“I held on to a big gift card for 11 months, then, I bought myself a Vitamix. I would never have splurged on that myself, but I love it. If I’d gotten cash I would have used that to pay bills,” Zachos says. “In fact, I still have one from last Christmas in my wallet. I’m enjoying the possibilities.”

In the business world, gift cards reward employees for a job well done, provide incentives for referrals, acknowledge a client’s relationship, or make amends for poor communication.

Tom Tyler, local manager at Bartlett Tree Experts in the western Chicago suburb of Bolingbrook, Illinois, uses gift cards in two ways. During the holidays, he rewards his crew with Visa gift cards, and Bartlett gives Starbucks cards to customers when a project doesn’t go exactly as expected.

“Of course, we correct the problem,” he says, “but then we give a Starbucks card that shows we care about making things right.” Starbucks is such a popular gift card, that the company has started branding the Bartlett Tree Service logo on the cards. “It’s a reminder of where it came from.”

Gift cards growing in popularity

Gift cards are big business. Gift card sales are pegged to be between $130 billion and $140 billion in 2015, up from $124 billion in 2014, said Elliot Bohm, chief executive officer of cardcash.com, a site where gift cards are bought and sold.

There are two types of gift cards cards — ones backed by card networks, such as Visa or American Express, which can be used anywhere that card is accepted — and retail brand-specific cards, such as those available for Target, Panera Bread or Best Buy.

Consumer interest in retailer gift cards is strong in the United States, Canada and Great Britain, Bloom said, but in most other countries, gift cards that can be used anywhere are preferred.?

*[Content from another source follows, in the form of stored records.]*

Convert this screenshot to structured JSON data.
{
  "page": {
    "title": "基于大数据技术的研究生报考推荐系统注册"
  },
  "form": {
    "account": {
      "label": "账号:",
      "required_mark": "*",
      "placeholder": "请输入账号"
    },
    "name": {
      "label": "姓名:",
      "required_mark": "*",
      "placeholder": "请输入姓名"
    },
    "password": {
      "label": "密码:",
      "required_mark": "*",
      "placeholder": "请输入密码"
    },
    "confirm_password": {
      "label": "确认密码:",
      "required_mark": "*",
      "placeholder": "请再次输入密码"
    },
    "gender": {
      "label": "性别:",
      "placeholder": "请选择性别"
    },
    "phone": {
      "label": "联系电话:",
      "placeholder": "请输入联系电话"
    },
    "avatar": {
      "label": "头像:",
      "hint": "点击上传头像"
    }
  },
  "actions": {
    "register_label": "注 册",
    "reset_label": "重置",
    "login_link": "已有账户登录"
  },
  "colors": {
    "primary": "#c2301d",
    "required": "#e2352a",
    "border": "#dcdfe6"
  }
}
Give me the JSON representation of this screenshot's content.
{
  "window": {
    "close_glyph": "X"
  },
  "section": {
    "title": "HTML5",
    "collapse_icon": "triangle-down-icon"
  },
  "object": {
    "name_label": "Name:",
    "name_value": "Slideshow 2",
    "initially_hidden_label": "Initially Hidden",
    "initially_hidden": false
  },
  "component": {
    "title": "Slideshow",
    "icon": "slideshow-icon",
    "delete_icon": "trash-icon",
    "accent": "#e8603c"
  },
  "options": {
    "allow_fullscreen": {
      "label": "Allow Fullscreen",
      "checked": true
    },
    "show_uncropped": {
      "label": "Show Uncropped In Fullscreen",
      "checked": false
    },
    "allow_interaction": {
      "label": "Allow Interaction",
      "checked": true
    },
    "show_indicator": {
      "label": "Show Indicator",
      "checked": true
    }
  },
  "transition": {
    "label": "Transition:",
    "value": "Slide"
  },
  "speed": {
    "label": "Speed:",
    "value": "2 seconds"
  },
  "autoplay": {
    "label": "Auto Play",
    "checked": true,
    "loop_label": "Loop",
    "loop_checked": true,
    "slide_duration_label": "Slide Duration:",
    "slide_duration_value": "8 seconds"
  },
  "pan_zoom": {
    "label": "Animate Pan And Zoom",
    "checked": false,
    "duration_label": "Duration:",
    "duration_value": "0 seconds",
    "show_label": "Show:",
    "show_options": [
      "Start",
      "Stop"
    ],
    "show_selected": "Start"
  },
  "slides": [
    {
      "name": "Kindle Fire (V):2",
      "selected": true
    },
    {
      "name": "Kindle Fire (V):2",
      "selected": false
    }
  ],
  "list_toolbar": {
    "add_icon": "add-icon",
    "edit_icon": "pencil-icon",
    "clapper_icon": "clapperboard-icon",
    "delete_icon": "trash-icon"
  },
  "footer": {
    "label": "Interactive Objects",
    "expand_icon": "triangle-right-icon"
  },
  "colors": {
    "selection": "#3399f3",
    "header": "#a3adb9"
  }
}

Who buys and receives gift cards? The buyers and recipients of gift cards are spread across the age and income spectrum, with women buying more gift cards than men, says Jean Park, product-marketing manager at Gyft.com, which buys, sells and redeems e-cards for about 200 brands.

Retailers like gift cards because consumers tend to spend 20 to 30 percent more than the value of the card, Park says. For instance, a consumer will pay the difference between the $100 blouse she likes and the $75 gift card she has.

Park expects retail-branded cards, such as Amazon, Starbucks and iTunes, to remain popular this holiday season. Restaurant brands, such as Olive Garden, Applebee’s and Chili’s, are popular, too. New this year: Some store racks include cards from Stockpile that allow the recipient to purchase shares in a company.

Year-round gift-card giving

While some people tend to buy gift cards at the holidays or to mark birthdays or other special occasions, saying thank you with gift cards is a year-round practice at Office Evolution in Utah, where American Express gift cards are awarded for referrals.

“We advertise our pay-for-referrals policy to current members and networking contacts,” says Mark Smith, owner of the company that provides ready-to-use office and meeting space in Salt Lake City, Ogden and Centerville. “We give away $25, $50 and $100 gift cards, depending on the plan the referred member signs up for.”

SEE RELATED: What to do if your gift card goes missing, 5 tips for getting the most out of your gift cards

Tags: , , , ,